> Resistance to one of the most widely used antibacterial medicines for the treatment of urinary tract infections caused by E. coli – fluoroquinolones – is very widespread.
In the 1980s, when these drugs were first introduced, resistance was virtually zero.
In many countries today, this treatment is ineffective in more than half of patients;
> The sexually transmitted disease, gonorrhoea may soon be untreatable unless there are new drugs. Treatment failure to the last resort of treatment for gonorrhoea – third generation cephalosporins – has been confirmed in several countries; and
> Antibiotic resistance causes people to be sick for longer and increases the risk of death.

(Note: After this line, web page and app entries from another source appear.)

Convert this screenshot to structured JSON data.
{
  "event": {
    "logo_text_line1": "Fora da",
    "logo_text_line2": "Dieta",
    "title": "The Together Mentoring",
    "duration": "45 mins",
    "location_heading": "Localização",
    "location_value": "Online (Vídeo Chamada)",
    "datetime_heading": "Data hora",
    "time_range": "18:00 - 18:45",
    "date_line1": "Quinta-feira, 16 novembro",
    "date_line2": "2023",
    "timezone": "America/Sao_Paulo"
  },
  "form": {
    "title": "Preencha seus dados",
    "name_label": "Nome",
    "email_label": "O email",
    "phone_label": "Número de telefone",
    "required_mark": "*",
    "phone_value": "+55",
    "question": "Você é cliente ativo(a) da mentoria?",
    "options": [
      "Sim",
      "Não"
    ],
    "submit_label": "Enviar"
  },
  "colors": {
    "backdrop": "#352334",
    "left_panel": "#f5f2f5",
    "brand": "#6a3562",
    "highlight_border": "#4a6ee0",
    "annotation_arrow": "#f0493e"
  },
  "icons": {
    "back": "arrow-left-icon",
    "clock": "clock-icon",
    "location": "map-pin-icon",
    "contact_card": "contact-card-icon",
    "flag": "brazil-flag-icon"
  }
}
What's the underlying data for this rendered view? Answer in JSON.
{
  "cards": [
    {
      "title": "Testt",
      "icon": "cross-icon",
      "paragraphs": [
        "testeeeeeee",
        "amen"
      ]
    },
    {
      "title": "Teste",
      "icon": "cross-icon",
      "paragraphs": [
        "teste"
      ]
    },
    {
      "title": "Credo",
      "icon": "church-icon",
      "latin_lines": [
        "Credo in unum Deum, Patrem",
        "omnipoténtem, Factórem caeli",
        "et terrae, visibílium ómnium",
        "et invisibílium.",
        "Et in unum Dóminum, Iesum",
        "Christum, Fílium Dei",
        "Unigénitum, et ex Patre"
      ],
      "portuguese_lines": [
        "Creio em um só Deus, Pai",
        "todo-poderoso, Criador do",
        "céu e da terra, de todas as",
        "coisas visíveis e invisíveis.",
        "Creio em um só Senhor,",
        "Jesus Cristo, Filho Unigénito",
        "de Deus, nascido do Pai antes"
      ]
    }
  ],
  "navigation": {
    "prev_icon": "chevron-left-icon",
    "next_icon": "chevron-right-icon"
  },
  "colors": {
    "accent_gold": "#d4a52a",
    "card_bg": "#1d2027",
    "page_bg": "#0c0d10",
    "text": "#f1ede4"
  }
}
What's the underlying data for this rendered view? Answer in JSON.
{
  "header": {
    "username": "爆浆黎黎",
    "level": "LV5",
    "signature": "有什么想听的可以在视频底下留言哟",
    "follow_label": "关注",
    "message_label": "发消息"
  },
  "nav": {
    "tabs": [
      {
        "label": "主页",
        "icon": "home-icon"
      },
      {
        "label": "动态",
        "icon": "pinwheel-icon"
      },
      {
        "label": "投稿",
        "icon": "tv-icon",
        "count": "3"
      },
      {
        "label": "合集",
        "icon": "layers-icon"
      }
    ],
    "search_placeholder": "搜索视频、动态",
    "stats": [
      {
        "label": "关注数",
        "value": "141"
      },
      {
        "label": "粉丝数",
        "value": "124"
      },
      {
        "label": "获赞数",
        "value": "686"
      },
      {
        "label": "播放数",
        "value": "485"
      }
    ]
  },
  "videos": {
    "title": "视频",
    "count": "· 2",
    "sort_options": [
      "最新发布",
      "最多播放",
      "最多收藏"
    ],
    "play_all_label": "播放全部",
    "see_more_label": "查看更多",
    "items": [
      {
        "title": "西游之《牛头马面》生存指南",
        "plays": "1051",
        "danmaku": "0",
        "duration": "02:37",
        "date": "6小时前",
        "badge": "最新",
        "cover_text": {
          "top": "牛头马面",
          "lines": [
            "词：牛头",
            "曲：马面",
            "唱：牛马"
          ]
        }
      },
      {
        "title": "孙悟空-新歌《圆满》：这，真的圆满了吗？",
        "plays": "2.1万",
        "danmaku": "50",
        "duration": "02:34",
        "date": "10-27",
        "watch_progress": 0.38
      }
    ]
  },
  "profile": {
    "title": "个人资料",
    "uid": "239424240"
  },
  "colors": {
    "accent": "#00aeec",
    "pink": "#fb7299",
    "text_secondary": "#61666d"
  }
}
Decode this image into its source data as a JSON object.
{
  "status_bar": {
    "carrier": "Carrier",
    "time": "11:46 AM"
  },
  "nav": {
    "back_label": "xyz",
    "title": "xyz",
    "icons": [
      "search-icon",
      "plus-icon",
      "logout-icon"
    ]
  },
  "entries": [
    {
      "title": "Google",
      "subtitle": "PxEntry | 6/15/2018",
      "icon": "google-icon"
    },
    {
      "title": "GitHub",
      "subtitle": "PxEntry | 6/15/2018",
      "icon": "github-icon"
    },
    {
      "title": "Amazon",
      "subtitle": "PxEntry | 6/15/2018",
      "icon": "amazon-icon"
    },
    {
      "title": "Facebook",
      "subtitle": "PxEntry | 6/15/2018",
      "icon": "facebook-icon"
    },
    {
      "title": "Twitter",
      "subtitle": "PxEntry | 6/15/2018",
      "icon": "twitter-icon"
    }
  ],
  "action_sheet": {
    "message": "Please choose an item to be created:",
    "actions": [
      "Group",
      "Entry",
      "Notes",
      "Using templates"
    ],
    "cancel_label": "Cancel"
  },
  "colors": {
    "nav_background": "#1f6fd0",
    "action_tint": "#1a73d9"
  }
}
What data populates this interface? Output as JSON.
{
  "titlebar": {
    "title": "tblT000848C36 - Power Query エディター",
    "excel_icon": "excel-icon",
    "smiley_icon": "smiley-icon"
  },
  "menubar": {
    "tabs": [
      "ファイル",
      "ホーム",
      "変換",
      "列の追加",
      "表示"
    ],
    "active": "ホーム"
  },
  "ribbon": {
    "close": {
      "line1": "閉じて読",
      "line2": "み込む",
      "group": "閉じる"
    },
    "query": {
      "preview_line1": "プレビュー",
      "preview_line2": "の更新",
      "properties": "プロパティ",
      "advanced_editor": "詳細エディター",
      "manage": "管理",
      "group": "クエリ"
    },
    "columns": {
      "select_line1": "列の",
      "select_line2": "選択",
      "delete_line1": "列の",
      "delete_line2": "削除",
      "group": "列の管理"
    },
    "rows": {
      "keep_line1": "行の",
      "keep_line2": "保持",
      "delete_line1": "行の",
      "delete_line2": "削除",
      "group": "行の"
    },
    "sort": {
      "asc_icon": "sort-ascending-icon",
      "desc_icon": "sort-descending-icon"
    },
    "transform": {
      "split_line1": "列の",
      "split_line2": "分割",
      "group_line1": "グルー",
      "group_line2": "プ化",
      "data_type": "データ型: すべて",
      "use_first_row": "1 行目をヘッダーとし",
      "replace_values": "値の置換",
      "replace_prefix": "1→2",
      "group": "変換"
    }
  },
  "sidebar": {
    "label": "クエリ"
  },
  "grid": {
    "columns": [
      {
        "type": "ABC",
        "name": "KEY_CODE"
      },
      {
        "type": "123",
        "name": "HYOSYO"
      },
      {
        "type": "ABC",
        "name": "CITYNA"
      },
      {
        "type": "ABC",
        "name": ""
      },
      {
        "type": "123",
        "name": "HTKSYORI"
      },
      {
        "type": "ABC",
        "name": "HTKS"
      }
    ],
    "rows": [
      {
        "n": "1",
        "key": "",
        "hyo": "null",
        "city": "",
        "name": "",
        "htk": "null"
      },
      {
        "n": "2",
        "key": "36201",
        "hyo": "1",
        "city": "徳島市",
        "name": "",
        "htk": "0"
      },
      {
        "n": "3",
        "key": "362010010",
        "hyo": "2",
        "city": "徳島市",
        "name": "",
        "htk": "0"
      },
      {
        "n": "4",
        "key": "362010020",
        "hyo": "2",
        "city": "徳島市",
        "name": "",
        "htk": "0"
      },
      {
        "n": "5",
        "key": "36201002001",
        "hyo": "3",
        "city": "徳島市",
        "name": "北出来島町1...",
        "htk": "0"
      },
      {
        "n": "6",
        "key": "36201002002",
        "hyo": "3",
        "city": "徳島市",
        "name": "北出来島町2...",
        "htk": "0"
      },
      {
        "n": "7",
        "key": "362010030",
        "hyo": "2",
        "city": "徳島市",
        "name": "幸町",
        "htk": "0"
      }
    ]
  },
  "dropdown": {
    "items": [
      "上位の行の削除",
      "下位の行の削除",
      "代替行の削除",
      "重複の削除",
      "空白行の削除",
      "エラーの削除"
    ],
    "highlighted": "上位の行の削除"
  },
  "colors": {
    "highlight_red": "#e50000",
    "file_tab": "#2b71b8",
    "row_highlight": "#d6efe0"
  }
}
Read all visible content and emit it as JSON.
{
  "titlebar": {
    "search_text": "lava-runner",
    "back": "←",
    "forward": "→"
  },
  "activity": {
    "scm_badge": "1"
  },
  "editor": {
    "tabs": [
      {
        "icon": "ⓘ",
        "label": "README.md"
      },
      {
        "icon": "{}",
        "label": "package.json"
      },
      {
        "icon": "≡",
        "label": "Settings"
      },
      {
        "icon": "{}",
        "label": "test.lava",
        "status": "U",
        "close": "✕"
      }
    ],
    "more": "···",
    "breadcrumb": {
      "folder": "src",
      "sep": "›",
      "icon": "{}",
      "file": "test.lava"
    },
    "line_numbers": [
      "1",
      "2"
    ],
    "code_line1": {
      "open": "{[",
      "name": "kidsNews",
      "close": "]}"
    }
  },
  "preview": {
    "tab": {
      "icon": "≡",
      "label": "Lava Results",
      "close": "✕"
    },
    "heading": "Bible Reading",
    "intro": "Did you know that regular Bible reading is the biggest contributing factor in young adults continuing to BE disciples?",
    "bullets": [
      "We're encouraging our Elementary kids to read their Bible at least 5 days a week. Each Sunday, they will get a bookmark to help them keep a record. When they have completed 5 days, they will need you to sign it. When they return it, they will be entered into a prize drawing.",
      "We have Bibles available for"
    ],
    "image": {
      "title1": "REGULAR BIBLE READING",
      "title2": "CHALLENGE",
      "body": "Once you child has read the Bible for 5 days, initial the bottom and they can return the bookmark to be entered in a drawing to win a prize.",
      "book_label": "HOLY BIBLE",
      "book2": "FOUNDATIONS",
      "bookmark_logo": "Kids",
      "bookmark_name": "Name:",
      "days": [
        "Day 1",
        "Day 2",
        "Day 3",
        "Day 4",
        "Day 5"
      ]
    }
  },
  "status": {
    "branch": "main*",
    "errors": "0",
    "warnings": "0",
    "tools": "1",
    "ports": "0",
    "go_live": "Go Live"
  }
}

For example, people with MRSA (methicillin-resistant Staphylococcus aureus) are estimated to be 64% more likely to die than people with a non-resistant form of the infection.
There are many cases of patients being infected by MRSA in hospitals.
The report also gives useful information on the worrisome building up of resistance in four serious diseases — tuberculosis, malaria, HIV and influenza.
A major factor accelerating resistance is in the animal husbandry sector, where there is a liberal use of antibiotics mainly to promote the growth of the animals used for food, for commercial purposes.
This builds up resistance in the bacteria present in the animals.
These resistant germs are passed on to humans who consume the meat.
The report has a small section on the animal-food chain, which has been identified as a major problem.
The European Union has banned the use of antibiotics as growth promoters in animals, but it is still allowed in other countries.
A WHO press release on the report calls for some actions. These include:
> Setting up basic systems in countries to track and monitor the problem;
> Preventing infections from happening in the first place to reduce the need for antibiotics;
> Only prescribing and dispensing antibiotics when they are truly needed, and prescribing and dispensing the right antibiotic(s) to treat the illness;
> Patients using antibiotics only when prescribed by a doctor and completing the full prescription; and
> Developing new diagnostics, antibiotics and other tools to stay ahead of emerging resistance.
Martin Khor is executive director of the South Centre, a research centre of 51 developing countries, based in Geneva. You can e-mail him at firstname.lastname@example.org. The views expressed are entirely his own.